The mayor of Houston has vowed to shield undocumented immigrants from deportation and is urging them to seek emergency assistance if they need it during storm-relief efforts.

“I don’t care who you are, I don’t care what your status is,” Mayor Sylvester Turner told reporters Monday. “I do not want you to risk losing your life or [that of] a family member because you’re concerned about SB4 or anything else.”


The timing of Turner’s overture to undocumented residents, many of whom may have been displaced by the historic rainfall and flooding brought by Harvey, is important. The state’s controversial “Show me your papers” law, or SB4, is slated to go into effect Friday, giving cops the authority to question anyone they detain about their immigration status.

The law also outlaws so-called sanctuary cities where local authorities do not cooperate fully with federal immigration enforcement efforts.

“If you are in a stressful situation, I don’t care who you are, I don’t care what your religion is, I don’t care what your language is. You come and take advantage of every service we have,” Sylvester added.

FEMA said Monday that an estimated 30,000 people may be in need of shelter due to the unrelenting rains pummeling the Houston area. As of Tuesday morning, at least 10 people had died.

The Houston area has the third-biggest undocumented population in the U.S., according to Pew Research analysis from 2014. Pew estimated based on Census data that there are 575,000 undocumented immigrants living in the Houston area, representing about 8.7 percent of the population.

Turner, a Democrat, promised to personally provide legal representation to anyone who finds themselves in the hands of immigration authorities.

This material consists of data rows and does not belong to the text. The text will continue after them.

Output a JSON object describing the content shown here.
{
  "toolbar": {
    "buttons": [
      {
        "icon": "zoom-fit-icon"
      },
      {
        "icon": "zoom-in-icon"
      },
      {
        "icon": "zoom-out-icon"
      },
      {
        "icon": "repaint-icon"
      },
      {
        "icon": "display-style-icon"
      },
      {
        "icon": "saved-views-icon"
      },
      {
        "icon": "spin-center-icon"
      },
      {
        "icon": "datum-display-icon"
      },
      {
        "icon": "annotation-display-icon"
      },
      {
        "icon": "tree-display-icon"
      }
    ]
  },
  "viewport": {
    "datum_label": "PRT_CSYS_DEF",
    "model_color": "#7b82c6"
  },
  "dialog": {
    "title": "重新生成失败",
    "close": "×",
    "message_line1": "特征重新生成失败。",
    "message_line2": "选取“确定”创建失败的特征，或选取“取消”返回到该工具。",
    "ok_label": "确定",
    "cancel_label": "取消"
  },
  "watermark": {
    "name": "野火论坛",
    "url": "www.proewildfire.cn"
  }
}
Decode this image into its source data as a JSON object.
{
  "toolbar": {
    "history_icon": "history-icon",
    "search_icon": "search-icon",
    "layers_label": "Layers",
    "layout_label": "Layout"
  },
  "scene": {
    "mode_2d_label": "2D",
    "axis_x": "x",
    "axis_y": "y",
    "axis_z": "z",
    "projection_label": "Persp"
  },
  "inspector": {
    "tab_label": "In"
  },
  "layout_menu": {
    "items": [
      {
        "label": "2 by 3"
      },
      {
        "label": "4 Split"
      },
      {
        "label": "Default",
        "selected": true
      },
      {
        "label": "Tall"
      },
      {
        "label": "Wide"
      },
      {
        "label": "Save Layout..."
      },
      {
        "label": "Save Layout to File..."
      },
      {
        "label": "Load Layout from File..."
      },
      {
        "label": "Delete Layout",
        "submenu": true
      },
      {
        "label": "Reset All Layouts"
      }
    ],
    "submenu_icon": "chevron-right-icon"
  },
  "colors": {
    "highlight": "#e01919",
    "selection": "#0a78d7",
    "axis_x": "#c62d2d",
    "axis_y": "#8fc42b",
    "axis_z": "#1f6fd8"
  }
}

He also doubled down on his opposition to SB4, urging state lawmakers to put the law “on the shelf” while rescue and hurricane relief efforts are underway.

There’s still a chance the law won’t go into effect at all. A handful of cities, including Texas, and civil rights groups have filed suit against the state on constitutional grounds, saying that SB4 would have a chilling effect on the immigrant community and is overly broad.

U.S. District Judge Orlando Garcia is expected to decide before the end of the week whether to grant the plaintiffs an injunction.